• [PROBLEM DESCRIPTION]:
Return the lines below in which the string "Target" occurs.

• [EXERCISE MATERIAL]:
*** Block opens ***
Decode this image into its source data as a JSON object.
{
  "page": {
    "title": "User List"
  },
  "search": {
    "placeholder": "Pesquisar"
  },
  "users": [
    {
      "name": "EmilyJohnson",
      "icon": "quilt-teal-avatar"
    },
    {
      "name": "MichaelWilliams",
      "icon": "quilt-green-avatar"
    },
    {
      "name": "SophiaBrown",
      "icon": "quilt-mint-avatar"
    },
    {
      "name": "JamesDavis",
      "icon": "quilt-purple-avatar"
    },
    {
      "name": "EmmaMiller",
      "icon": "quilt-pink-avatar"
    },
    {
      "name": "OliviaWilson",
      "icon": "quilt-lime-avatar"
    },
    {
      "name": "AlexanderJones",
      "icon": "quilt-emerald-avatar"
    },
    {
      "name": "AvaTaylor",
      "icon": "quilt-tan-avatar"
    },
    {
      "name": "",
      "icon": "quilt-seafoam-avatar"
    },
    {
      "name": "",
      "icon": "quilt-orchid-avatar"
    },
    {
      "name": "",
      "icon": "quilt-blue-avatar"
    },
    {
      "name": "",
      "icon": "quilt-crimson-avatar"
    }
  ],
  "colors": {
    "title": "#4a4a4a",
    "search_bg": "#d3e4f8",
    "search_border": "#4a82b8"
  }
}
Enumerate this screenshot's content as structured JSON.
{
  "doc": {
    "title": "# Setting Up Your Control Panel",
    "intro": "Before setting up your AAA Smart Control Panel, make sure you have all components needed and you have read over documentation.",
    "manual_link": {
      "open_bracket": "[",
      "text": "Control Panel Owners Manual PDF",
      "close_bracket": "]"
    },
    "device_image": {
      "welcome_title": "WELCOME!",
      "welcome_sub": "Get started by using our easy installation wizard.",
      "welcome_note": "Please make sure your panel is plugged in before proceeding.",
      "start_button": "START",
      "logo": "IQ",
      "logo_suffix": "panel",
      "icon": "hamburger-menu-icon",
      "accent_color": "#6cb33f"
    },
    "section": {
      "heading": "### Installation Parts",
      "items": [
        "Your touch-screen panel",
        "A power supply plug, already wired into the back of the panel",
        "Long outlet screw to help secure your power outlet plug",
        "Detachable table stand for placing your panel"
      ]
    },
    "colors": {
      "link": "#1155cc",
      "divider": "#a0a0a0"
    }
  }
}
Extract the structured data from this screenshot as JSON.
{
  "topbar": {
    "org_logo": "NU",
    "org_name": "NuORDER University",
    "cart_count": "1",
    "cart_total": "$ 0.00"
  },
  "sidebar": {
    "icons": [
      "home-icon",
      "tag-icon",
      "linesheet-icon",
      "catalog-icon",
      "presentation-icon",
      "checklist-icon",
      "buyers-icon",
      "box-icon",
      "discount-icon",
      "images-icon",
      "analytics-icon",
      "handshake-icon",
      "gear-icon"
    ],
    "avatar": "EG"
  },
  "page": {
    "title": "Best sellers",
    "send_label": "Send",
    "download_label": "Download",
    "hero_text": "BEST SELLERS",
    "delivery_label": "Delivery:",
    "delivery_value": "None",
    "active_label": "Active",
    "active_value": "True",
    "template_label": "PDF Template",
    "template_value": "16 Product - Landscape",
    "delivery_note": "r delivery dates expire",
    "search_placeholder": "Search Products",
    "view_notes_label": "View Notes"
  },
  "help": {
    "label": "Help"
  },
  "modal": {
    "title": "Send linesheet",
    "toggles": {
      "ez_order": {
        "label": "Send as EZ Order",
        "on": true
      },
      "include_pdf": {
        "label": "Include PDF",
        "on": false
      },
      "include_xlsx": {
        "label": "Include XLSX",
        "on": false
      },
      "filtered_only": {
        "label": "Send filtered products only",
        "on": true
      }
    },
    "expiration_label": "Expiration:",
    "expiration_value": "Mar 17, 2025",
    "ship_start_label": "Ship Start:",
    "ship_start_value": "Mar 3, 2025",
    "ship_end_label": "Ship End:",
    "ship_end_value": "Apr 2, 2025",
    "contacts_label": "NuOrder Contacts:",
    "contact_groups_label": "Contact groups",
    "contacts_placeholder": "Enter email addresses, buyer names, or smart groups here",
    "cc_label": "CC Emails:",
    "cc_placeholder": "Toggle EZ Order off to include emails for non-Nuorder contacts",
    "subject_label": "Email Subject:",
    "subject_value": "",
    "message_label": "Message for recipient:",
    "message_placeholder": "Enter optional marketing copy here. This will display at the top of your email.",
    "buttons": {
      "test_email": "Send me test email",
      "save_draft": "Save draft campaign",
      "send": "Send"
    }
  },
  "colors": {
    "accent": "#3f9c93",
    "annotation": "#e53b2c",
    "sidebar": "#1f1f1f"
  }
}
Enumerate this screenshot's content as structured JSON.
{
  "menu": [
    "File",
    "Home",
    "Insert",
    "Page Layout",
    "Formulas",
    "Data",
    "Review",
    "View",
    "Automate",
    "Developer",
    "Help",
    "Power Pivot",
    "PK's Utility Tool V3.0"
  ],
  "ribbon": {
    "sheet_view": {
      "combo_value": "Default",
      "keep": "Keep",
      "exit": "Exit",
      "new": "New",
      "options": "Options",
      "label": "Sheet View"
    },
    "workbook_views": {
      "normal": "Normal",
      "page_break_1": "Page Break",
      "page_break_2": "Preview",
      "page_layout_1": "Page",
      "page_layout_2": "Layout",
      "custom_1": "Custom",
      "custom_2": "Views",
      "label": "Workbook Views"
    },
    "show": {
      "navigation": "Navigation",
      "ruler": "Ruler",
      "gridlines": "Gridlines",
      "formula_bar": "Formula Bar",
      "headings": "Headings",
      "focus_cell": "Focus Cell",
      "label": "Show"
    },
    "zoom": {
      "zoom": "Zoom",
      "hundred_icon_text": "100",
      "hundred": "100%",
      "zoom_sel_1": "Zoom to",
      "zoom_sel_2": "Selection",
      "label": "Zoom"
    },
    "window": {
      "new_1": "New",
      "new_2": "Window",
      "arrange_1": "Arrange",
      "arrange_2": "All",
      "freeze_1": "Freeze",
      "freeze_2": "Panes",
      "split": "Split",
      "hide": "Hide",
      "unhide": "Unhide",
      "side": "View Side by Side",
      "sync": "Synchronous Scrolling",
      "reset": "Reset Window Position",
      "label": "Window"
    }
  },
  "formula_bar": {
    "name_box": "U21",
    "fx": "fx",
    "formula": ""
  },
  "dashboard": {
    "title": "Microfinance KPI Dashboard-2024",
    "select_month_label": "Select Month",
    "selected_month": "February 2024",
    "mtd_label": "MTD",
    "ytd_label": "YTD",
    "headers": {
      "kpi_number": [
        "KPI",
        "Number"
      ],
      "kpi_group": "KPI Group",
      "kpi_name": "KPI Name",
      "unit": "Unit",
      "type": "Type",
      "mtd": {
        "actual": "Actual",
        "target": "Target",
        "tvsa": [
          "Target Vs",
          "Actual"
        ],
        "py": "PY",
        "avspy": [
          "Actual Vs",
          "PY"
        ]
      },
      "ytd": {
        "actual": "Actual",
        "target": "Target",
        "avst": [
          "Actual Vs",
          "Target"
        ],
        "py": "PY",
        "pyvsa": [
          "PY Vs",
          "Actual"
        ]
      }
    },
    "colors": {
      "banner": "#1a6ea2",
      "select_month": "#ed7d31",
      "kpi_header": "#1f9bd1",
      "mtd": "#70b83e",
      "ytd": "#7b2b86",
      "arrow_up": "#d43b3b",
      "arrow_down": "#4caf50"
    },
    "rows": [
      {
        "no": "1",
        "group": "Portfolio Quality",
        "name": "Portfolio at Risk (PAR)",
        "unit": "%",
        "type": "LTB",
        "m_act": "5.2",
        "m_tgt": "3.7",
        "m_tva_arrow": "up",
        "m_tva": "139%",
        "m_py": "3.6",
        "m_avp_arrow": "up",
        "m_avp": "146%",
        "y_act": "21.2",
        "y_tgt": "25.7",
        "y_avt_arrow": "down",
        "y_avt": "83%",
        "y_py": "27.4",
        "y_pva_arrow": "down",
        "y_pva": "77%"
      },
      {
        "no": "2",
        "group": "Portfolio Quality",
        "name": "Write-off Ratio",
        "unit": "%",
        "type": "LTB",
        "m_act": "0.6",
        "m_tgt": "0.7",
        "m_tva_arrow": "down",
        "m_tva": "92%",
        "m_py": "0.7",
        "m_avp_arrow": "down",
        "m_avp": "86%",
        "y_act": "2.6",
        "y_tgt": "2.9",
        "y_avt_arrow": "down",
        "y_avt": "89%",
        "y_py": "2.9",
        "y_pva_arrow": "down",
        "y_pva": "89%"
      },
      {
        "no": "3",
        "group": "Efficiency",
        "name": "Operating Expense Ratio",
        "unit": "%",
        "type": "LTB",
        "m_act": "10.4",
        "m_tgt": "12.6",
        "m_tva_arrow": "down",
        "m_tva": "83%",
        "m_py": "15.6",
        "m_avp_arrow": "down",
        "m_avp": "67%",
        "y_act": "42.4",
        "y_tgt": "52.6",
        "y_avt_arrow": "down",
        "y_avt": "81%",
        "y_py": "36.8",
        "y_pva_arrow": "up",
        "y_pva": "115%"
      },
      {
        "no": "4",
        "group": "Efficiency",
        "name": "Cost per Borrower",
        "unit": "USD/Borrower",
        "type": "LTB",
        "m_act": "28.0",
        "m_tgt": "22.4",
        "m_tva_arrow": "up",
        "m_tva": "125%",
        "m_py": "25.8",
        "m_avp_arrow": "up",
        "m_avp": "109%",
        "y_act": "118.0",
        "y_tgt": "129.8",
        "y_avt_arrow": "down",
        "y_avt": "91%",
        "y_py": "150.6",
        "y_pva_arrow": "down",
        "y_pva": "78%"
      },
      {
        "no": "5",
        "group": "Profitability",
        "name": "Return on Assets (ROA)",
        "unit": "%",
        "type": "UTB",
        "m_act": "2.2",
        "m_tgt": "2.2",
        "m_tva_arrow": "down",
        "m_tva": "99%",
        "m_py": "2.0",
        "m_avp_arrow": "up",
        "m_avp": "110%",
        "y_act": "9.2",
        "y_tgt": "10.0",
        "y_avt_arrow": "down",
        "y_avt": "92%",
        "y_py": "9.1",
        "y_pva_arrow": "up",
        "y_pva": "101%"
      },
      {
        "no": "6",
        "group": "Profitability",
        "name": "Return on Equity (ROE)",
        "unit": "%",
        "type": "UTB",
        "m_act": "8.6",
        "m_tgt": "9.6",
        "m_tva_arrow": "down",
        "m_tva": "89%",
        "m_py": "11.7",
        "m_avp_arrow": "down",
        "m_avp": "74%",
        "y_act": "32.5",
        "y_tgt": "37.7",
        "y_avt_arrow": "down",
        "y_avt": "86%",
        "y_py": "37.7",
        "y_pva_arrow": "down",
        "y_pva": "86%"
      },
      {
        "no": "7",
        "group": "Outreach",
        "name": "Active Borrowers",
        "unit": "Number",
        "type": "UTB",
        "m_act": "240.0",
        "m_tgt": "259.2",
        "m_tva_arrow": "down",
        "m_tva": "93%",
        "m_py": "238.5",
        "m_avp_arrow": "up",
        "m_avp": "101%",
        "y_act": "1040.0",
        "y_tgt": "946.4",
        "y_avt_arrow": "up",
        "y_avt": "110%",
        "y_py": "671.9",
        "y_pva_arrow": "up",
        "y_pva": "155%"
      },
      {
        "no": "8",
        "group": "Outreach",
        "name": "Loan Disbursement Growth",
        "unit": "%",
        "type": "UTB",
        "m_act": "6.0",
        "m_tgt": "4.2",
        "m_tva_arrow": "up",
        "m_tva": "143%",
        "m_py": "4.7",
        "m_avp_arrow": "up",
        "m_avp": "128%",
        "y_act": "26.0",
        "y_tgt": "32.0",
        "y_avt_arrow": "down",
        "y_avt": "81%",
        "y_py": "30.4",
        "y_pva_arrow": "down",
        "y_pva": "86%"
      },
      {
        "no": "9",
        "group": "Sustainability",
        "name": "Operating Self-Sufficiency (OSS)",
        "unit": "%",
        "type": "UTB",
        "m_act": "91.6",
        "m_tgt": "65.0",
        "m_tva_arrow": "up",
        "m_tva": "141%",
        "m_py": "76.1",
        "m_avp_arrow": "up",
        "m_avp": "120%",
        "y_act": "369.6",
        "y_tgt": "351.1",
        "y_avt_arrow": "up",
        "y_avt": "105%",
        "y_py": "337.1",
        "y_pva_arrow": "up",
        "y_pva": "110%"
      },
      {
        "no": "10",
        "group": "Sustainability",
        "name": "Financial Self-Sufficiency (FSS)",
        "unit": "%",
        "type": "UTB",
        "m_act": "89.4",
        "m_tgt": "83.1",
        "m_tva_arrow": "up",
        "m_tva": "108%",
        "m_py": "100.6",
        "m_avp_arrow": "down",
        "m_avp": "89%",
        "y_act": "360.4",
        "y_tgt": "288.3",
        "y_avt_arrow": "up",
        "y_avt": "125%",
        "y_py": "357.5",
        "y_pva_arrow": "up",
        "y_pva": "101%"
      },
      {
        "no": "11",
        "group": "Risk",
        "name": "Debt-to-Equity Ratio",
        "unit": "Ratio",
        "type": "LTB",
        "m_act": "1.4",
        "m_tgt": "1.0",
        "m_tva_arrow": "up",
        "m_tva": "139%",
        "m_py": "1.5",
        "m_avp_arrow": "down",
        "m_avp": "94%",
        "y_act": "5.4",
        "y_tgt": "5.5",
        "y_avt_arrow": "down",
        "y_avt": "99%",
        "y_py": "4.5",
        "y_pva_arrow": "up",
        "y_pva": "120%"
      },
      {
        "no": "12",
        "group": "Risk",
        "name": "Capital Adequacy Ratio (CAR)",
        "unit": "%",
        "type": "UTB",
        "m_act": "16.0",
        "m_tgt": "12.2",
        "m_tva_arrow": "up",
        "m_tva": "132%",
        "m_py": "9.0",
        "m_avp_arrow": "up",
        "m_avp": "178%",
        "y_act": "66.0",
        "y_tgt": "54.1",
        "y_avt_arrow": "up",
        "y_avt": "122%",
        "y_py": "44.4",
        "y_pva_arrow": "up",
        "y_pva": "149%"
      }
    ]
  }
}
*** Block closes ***
• [RESPONSE AREA]:
        "target": "Target",
          "Target Vs",
        "target": "Target",
          "Target"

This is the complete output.